In an Oct. 29 letter to Regal’s wholesale partners, President
David Yiu wrote that the owners of the Jeannie, Elaine and Sheena,
Wuhan-based Nantong Lihui International Shipping, would assume all
operational and management control of the vessels, effective Nov.
30. Yiu added that Regal had recalled its China-based management
staff and guides.
Yiu’s letter provided no explanation for Lihui’s decision to end
Because the change goes into effect at the end of the Regal
sailing season, operators haven’t had to scramble much to reconfirm
reservations. But the move comes at an inopportune time for
wholesalers in one respect: Most have already printed their 2003
catalogs, listing itineraries that feature Regal sailings aboard
“Although we did not hear about any difficulties before this, we
had a little advance warning before the official announcement,”
said Christina Liadis, tour operations manager for China Travel
Service. “So we’ve been able to double-check all of our upcoming
groups with the owners of the three ships.”
Lihui, Liadis added, quickly reconfirmed CTS’ upcoming group
Valerie Wade, sales executive at Euroasia Travel, said her
company planned to advise its China office to contact the owners
directly and confirm its reserved space on future sailings.
“This puts us in a precarious position because we had based over
50% of our Yangtze departures on Regal cruises,” she said.
At Champion Holiday East, president Steve Xu said it will be
business as usual for his Yangtze-bound clients, whether or not
Regal markets Lihui’s three vessels.
“The cruises will continue to sail the Yangtze, and the
itineraries will remain unchanged,” said Xu, whose company uses
Lihui’s ships for 30% to 40% of its Yangtze business. “If the
service quality remains unchanged, we’ll still use them.”
As recently as mid-October, Regal officials thought they had
negotiated a deal to continue the nine-year partnership with Lihui
into 2003, only to find that Lihui contacted wholesale partners
directly and urged them to reconfirm blocked space directly with
Lihui without copying Regal on the correspondence.
Jeanne Dalton, Regal’s director of marketing and sales, doesn’t
know what to make of Lihui’s decision, but she’s not spending too
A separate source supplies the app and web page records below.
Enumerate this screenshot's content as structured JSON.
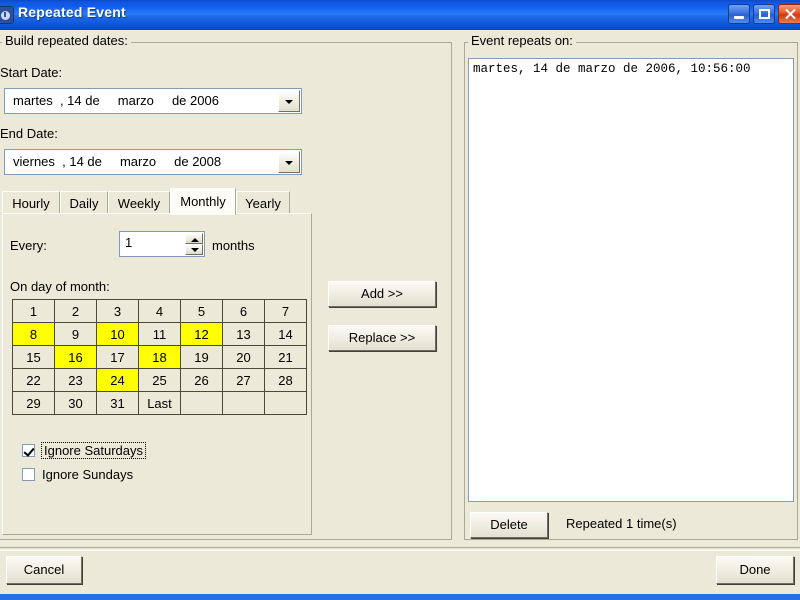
{
  "window": {
    "title": "Repeated Event",
    "icon": "app-icon",
    "buttons": {
      "minimize": "minimize-icon",
      "maximize": "maximize-icon",
      "close": "close-icon"
    }
  },
  "left_group": {
    "legend": "Build repeated dates:",
    "start_date": {
      "label": "Start Date:",
      "value": "martes  , 14 de     marzo     de 2006"
    },
    "end_date": {
      "label": "End Date:",
      "value": "viernes  , 14 de     marzo     de 2008"
    },
    "tabs": [
      {
        "label": "Hourly",
        "selected": false
      },
      {
        "label": "Daily",
        "selected": false
      },
      {
        "label": "Weekly",
        "selected": false
      },
      {
        "label": "Monthly",
        "selected": true
      },
      {
        "label": "Yearly",
        "selected": false
      }
    ],
    "monthly_panel": {
      "every_label": "Every:",
      "every_value": "1",
      "units_label": "months",
      "on_day_label": "On day of month:",
      "day_grid": [
        [
          "1",
          "2",
          "3",
          "4",
          "5",
          "6",
          "7"
        ],
        [
          "8",
          "9",
          "10",
          "11",
          "12",
          "13",
          "14"
        ],
        [
          "15",
          "16",
          "17",
          "18",
          "19",
          "20",
          "21"
        ],
        [
          "22",
          "23",
          "24",
          "25",
          "26",
          "27",
          "28"
        ],
        [
          "29",
          "30",
          "31",
          "Last",
          "",
          "",
          ""
        ]
      ],
      "selected_days": [
        "8",
        "10",
        "12",
        "16",
        "18",
        "24"
      ],
      "highlight_color": "#ffff00",
      "ignore_saturdays": {
        "label": "Ignore Saturdays",
        "checked": true,
        "focused": true
      },
      "ignore_sundays": {
        "label": "Ignore Sundays",
        "checked": false,
        "focused": false
      }
    }
  },
  "middle_buttons": {
    "add": "Add >>",
    "replace": "Replace >>"
  },
  "right_group": {
    "legend": "Event repeats on:",
    "items": [
      "martes, 14 de marzo de 2006, 10:56:00"
    ],
    "delete_button": "Delete",
    "status": "Repeated 1 time(s)"
  },
  "footer": {
    "cancel": "Cancel",
    "done": "Done"
  }
}
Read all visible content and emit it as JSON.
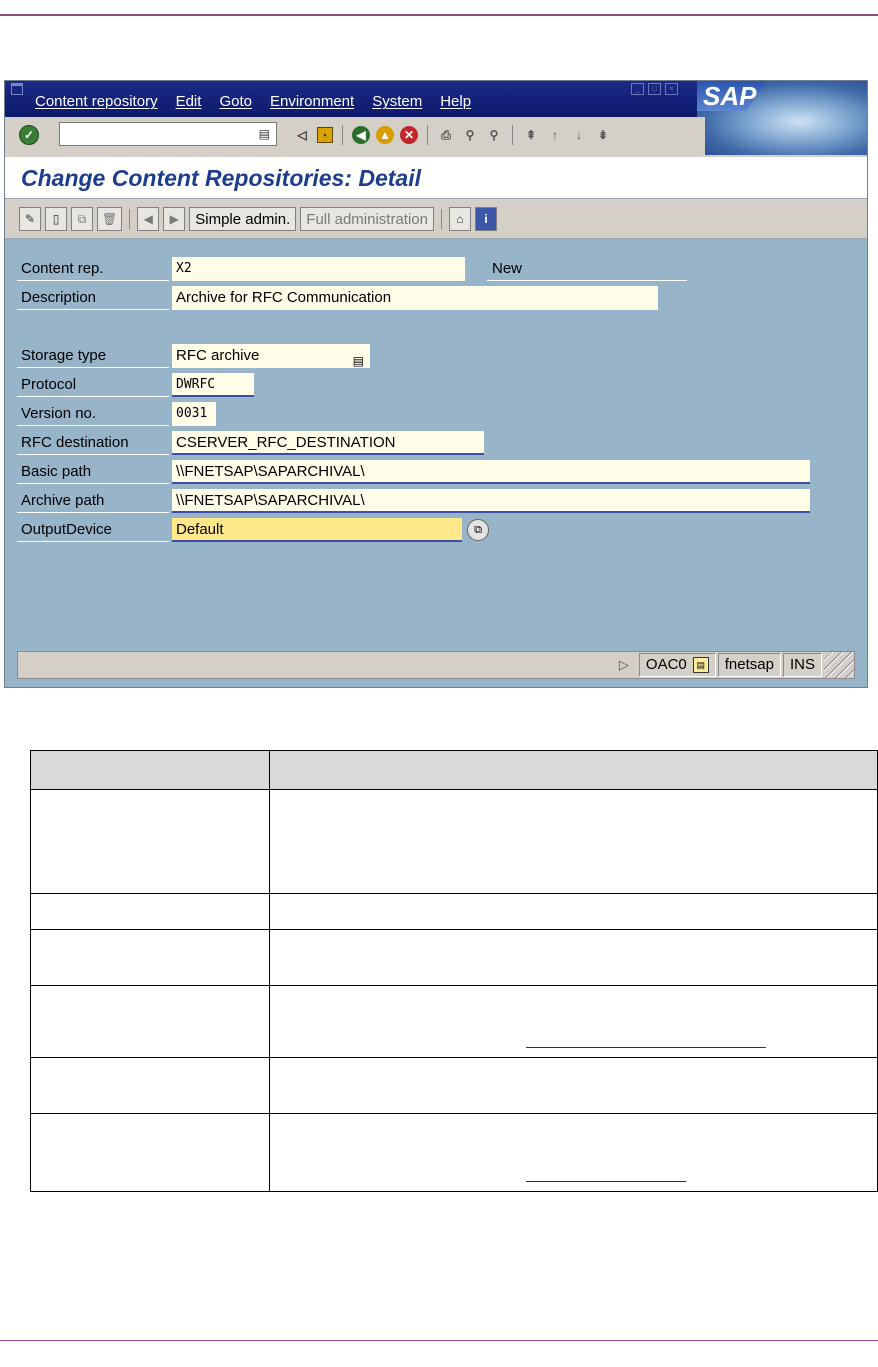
{
  "window": {
    "menu": [
      "Content repository",
      "Edit",
      "Goto",
      "Environment",
      "System",
      "Help"
    ],
    "logo": "SAP",
    "title": "Change Content Repositories: Detail"
  },
  "toolbar2": {
    "simple_admin": "Simple admin.",
    "full_admin": "Full administration"
  },
  "form": {
    "content_rep": {
      "label": "Content rep.",
      "value": "X2",
      "status": "New"
    },
    "description": {
      "label": "Description",
      "value": "Archive for RFC  Communication"
    },
    "storage_type": {
      "label": "Storage type",
      "value": "RFC archive"
    },
    "protocol": {
      "label": "Protocol",
      "value": "DWRFC"
    },
    "version_no": {
      "label": "Version no.",
      "value": "0031"
    },
    "rfc_destination": {
      "label": "RFC destination",
      "value": "CSERVER_RFC_DESTINATION"
    },
    "basic_path": {
      "label": "Basic path",
      "value": "\\\\FNETSAP\\SAPARCHIVAL\\"
    },
    "archive_path": {
      "label": "Archive path",
      "value": "\\\\FNETSAP\\SAPARCHIVAL\\"
    },
    "output_device": {
      "label": "OutputDevice",
      "value": "Default"
    }
  },
  "statusbar": {
    "transaction": "OAC0",
    "server": "fnetsap",
    "mode": "INS"
  },
  "colors": {
    "menubar": "#1b2a85",
    "screen_bg": "#98b4c8",
    "title_text": "#1c3d8f",
    "field_bg": "#fffce8",
    "focus_field_bg": "#ffe88a"
  }
}
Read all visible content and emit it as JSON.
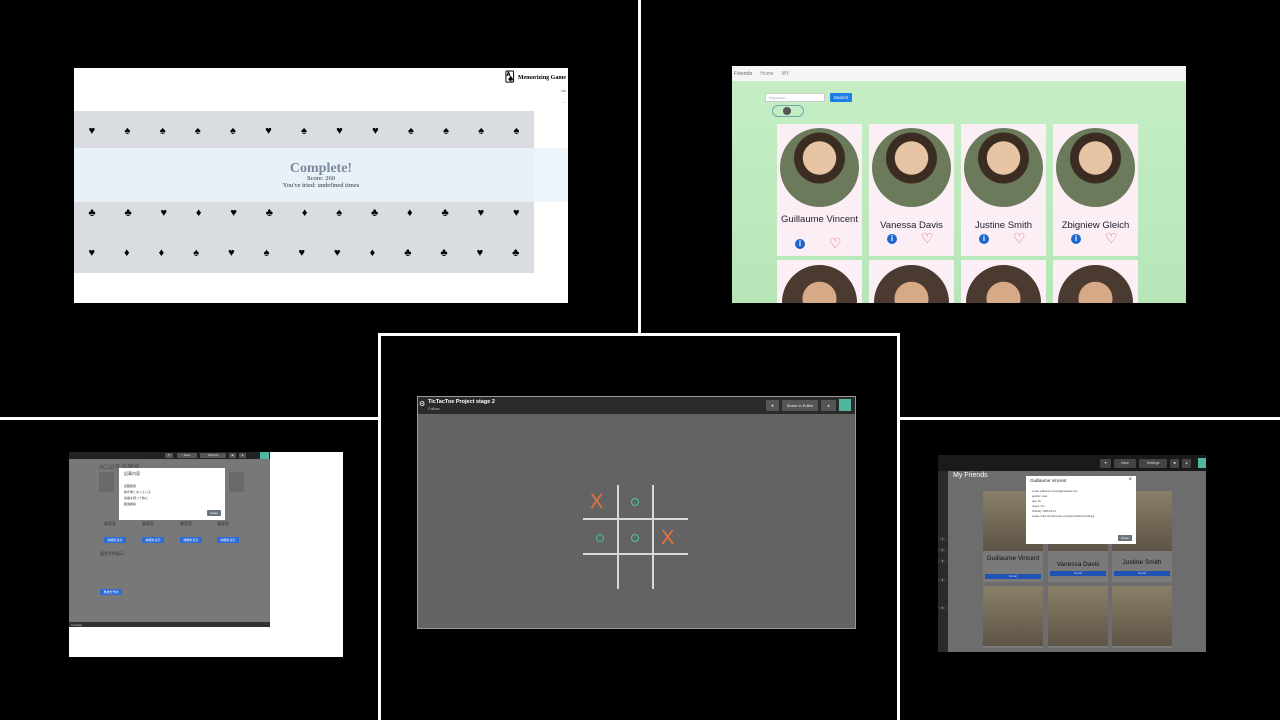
{
  "memorizing": {
    "app_title": "Memorizing Game",
    "logo_icon": "playing-cards-icon",
    "complete": "Complete!",
    "score": "Score: 260",
    "tries": "You've tried: undefined times",
    "rows": [
      [
        "♥",
        "♠",
        "♠",
        "♠",
        "♠",
        "♥",
        "♠",
        "♥",
        "♥",
        "♠",
        "♠",
        "♠",
        "♠"
      ],
      [
        "♣",
        "♣",
        "♣",
        "♣",
        "♣",
        "♣",
        "♣",
        "♣",
        "♥",
        "♣",
        "♦",
        "♦",
        "♦"
      ],
      [
        "♣",
        "♣",
        "♥",
        "♦",
        "♥",
        "♣",
        "♦",
        "♠",
        "♣",
        "♦",
        "♣",
        "♥",
        "♥"
      ],
      [
        "♥",
        "♦",
        "♦",
        "♠",
        "♥",
        "♠",
        "♥",
        "♥",
        "♦",
        "♣",
        "♣",
        "♥",
        "♣"
      ]
    ]
  },
  "friends": {
    "nav": {
      "brand": "Friends",
      "home": "Home",
      "my": "MY"
    },
    "search": {
      "placeholder": "Keyword...",
      "button": "Search"
    },
    "cards": [
      {
        "name": "Guillaume Vincent"
      },
      {
        "name": "Vanessa Davis"
      },
      {
        "name": "Justine Smith"
      },
      {
        "name": "Zbigniew Gleich"
      }
    ],
    "info_icon": "i",
    "heart_icon": "♡",
    "accent": "#1c66cf"
  },
  "japanese": {
    "title": "AC10子 診察所",
    "dialog_title": "記事内容",
    "dialog_lines": [
      "記載確認",
      "体が重くなっている",
      "栄養を摂って休む",
      "経過観察"
    ],
    "close": "Close",
    "labels": [
      "美容室",
      "美容室",
      "美容室",
      "美容室"
    ],
    "section": "個別予約表示",
    "buttons": [
      "詳細を表示",
      "詳細を表示",
      "詳細を表示",
      "詳細を表示"
    ],
    "bottom_button": "再送を予約",
    "footer": "Console"
  },
  "tictactoe": {
    "title": "TicTacToe Project stage 2",
    "subtitle": "Follow",
    "header_button": "Share in Editor",
    "board": [
      [
        "X",
        "O",
        ""
      ],
      [
        "O",
        "O",
        "X"
      ],
      [
        "",
        "",
        ""
      ]
    ],
    "x_color": "#e8733a",
    "o_color": "#4ec2a0"
  },
  "my_friends": {
    "title": "My Friends",
    "toolbar": {
      "save": "Save",
      "settings": "Settings"
    },
    "dialog": {
      "title": "Guillaume Vincent",
      "lines": [
        "email: guillaume.vincent@example.com",
        "gender: male",
        "age: 25",
        "region: CH",
        "birthday: 1995-05-10",
        "avatar: https://randomuser.me/api/portraits/men/95.jpg"
      ],
      "close": "Close"
    },
    "cards": [
      {
        "name": "Guillaume Vincent",
        "button": "Detail"
      },
      {
        "name": "Vanessa Davis",
        "button": "Detail"
      },
      {
        "name": "Justine Smith",
        "button": "Detail"
      }
    ]
  }
}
much time looking back.
“Our only priority is to help our tour operators through this
transition,” Dalton said. “Their brochures are all in print, and I
don’t know that there are a lot of options for them.”
The move also leaves Regal without any vessels to market. Dalton
wouldn’t say whether Regal had plans to affiliate itself with other
vessels now sailing on the Yangtze. But with no product to promote,
Regal canceled its appearance at this week’s China International
Travel Mart in Shanghai.